#### Task description:
Copy every line below exactly.

Records drawn from a dataset:
---
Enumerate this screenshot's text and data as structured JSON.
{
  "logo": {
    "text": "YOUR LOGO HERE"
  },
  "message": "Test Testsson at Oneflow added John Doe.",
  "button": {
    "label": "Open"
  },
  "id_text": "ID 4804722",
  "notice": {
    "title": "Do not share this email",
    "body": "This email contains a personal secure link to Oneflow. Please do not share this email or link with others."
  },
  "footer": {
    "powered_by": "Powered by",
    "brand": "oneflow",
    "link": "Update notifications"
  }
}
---
#### Exercise output:
Enumerate this screenshot's text and data as structured JSON.
{
  "logo": {
    "text": "YOUR LOGO HERE"
  },
  "message": "Test Testsson at Oneflow added John Doe.",
  "button": {
    "label": "Open"
  },
  "id_text": "ID 4804722",
  "notice": {
    "title": "Do not share this email",
    "body": "This email contains a personal secure link to Oneflow. Please do not share this email or link with others."
  },
  "footer": {
    "powered_by": "Powered by",
    "brand": "oneflow",
    "link": "Update notifications"
  }
}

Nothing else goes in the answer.